# Data for review
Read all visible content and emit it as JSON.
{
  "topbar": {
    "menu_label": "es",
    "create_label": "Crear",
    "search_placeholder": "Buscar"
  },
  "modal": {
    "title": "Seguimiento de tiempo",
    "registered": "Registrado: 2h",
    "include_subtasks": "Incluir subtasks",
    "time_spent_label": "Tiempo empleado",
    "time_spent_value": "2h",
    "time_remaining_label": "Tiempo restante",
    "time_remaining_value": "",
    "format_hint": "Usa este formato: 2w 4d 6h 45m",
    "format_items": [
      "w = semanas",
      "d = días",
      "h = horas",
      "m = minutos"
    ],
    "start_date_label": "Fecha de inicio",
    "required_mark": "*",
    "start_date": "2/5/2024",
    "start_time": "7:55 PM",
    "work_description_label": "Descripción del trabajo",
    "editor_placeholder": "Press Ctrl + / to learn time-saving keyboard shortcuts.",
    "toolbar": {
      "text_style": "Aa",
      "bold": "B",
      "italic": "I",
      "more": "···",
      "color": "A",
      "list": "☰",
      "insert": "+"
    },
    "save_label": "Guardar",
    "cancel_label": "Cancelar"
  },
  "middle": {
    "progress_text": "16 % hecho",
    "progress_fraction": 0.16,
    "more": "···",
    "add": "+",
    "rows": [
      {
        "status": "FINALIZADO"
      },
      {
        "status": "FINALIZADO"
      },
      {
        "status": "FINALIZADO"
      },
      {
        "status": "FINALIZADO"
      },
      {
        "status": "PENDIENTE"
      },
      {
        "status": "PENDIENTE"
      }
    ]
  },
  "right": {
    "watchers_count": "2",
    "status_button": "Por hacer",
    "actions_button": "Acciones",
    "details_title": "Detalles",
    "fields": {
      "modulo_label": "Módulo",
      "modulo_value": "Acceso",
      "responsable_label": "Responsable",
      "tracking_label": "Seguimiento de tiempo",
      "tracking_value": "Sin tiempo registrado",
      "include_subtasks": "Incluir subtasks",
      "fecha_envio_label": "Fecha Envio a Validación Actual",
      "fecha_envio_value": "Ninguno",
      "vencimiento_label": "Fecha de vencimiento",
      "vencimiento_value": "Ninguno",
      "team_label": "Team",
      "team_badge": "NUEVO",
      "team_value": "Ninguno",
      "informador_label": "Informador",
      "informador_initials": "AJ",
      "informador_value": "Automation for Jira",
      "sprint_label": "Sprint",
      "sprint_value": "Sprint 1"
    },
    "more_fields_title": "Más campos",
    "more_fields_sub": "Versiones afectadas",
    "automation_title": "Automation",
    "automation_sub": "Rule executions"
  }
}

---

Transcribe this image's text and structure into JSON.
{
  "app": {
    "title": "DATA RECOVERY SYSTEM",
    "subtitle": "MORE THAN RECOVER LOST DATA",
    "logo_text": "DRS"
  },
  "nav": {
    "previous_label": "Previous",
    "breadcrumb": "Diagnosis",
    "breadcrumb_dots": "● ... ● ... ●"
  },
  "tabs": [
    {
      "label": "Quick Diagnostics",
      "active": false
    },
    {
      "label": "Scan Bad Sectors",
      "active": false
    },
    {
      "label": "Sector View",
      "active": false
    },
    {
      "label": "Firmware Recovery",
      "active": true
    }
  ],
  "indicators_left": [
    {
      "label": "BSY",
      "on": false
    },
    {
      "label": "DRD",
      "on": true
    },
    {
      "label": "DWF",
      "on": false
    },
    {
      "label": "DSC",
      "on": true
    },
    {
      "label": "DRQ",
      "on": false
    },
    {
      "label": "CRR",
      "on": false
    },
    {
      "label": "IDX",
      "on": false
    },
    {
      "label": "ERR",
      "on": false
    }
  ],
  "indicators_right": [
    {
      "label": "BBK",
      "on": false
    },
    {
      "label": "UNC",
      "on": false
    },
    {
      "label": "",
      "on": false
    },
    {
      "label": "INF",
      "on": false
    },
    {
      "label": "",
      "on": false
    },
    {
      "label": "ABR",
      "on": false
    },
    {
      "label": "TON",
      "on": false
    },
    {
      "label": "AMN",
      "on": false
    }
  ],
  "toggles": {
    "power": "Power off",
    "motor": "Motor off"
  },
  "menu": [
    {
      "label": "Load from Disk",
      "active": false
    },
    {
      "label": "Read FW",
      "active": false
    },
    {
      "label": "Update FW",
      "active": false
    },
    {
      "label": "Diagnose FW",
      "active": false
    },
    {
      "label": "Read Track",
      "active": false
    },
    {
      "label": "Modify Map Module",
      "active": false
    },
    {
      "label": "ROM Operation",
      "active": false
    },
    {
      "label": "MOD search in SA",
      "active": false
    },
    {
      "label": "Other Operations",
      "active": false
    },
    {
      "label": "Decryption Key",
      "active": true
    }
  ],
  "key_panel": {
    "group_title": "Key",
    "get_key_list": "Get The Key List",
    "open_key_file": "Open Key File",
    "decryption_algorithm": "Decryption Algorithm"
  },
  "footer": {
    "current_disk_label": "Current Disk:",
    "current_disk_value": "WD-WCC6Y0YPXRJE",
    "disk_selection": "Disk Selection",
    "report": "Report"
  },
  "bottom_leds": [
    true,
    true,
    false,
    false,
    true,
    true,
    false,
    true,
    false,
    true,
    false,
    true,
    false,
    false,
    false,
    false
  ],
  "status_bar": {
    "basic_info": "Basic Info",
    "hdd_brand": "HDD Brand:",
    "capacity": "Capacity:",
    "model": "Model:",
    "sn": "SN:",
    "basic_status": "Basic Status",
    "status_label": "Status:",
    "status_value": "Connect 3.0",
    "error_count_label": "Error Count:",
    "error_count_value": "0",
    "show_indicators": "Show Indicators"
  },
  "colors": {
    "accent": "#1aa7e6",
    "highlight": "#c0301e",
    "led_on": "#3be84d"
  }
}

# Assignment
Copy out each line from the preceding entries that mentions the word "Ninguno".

# Written reply
      "fecha_envio_value": "Ninguno",
      "vencimiento_value": "Ninguno",
      "team_value": "Ninguno",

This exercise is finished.